Of course, Nehru and Russell are writing for different reasons in different countries on presumably different subjects (History of India in case of Nehru vs. History of Western Philosophy in case of Russell). But what links the books together is that they were written at about the same time. In 1940s – during the second world war! Nehru’s inclination to find and point out praise-worthy elements in Indian history and philosophy is understandable. There was a need to bring respectability to Indian identity to justify India’s claim to independence. But when you read Nehru, you can also see that while he may be modulating his expressions for political necessity, he is not a fanatic nationalist, who needs to glamourize everything Indian. Nor is his ambition so misplaced that he will deliberately mislead you about India and history. He is critical of things he sees wrong in India. He appreciates the good that he sees outside India. So, I think there is a need to take Russell’s dismissal of oriental philosophy and its influence on West with a pinch of salt. I do not know what the contemporary Western philosophers think about it. But I hope, for the sake of the discipline, that it isn’t the same dismissal.

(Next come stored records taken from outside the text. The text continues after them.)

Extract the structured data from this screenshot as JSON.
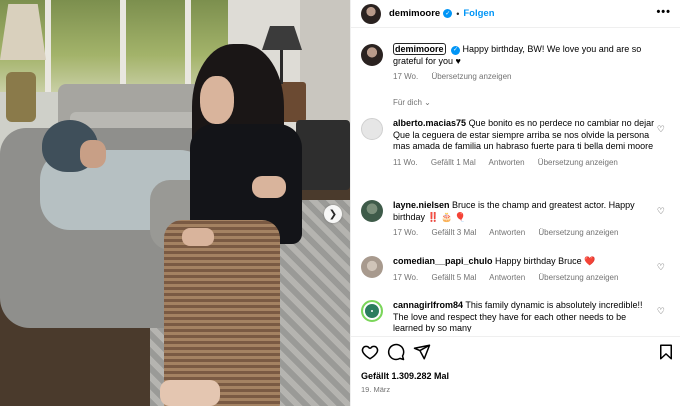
{
  "header": {
    "username": "demimoore",
    "separator": "•",
    "follow_label": "Folgen",
    "more_label": "•••"
  },
  "caption": {
    "username": "demimoore",
    "text": "Happy birthday, BW! We love you and are so grateful for you ♥",
    "age": "17 Wo.",
    "translate": "Übersetzung anzeigen"
  },
  "see_for_you": "Für dich",
  "comments": [
    {
      "username": "alberto.macias75",
      "text": "Que bonito es no perdece no cambiar no dejar Que la ceguera de estar siempre arriba se nos olvide la persona mas amada de familia un habraso fuerte para ti bella demi moore",
      "age": "11 Wo.",
      "likes": "Gefällt 1 Mal",
      "reply": "Antworten",
      "translate": "Übersetzung anzeigen"
    },
    {
      "username": "layne.nielsen",
      "text": "Bruce is the champ and greatest actor. Happy birthday ‼️ 🎂 🎈",
      "age": "17 Wo.",
      "likes": "Gefällt 3 Mal",
      "reply": "Antworten",
      "translate": "Übersetzung anzeigen"
    },
    {
      "username": "comedian__papi_chulo",
      "text": "Happy birthday Bruce ❤️",
      "age": "17 Wo.",
      "likes": "Gefällt 5 Mal",
      "reply": "Antworten",
      "translate": "Übersetzung anzeigen"
    },
    {
      "username": "cannagirlfrom84",
      "text": "This family dynamic is absolutely incredible!! The love and respect they have for each other needs to be learned by so many"
    }
  ],
  "footer": {
    "likes": "Gefällt 1.309.282 Mal",
    "date": "19. März"
  },
  "icons": {
    "like": "heart-outline-icon",
    "comment": "comment-bubble-icon",
    "share": "paper-plane-icon",
    "save": "bookmark-icon",
    "next": "chevron-right-icon"
  },
  "colors": {
    "accent": "#0095f6",
    "muted": "#737373",
    "heart_red": "#ed4956"
  }
}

There is another interesting claim in the book. Vedic religion was not big on idol-worshipping. In India the first idols that were made were those of Buddha. And that too hundreds of years after his death. Vedic/Brahminic Gods made their entry later in the world of statues. The effect was apparently Greek. And the word बुत for statue apparently comes from “Buddha”.

One place where I cringed was when Nehru dismissed the linguistic diversity of India. Fifteen languages cover entire India according to him and the “so-called” hundreds of languages of India is about bad definition of language in census. Let’s be fair to him on this count though. The diversity of India – most visibly represented by the linguistic diversity – was considered a threat to or even a proof of non-existence of a united Indian identity. Many who tried to “impose” one language on India had no sinister motives against the other languages. They were simply overwhelmed by the need to maintain the unity of India which they were sure was essential for our freedom and progress. In retrospect it is easy to see the problems it created and easier still to find faults with what they tried. But let’s be a little generous here, and not judge those well-intentioned people by a future they couldn’t have known about. They did get a lot of things right. We do have a more stable country today than many other more unfortunate former colonies

Finally, do you identify with the following? 🙂

“Probably there was more unity and harmony in the human personality in the old days… But the problem is a more difficult and complex one now, for it has grown beyond the limits of the human personality. It was perhaps easier to develop some kind of harmonious personality in the restricted spheres of ancient and medieval times. In that little world of town and village, with fixed concepts of social organization and behaviour, the individual and the group lived their self-contained lives protected, as a rule, from outer storms. Today the sphere of even the individual has grown world-wide, and different concepts of social organization conflict with each other and behind them are different philosophies of life. A strong wind arising somewhere creates a cyclone in one place and an anti-cyclone in another.”

I do. Remind me to do another post about it!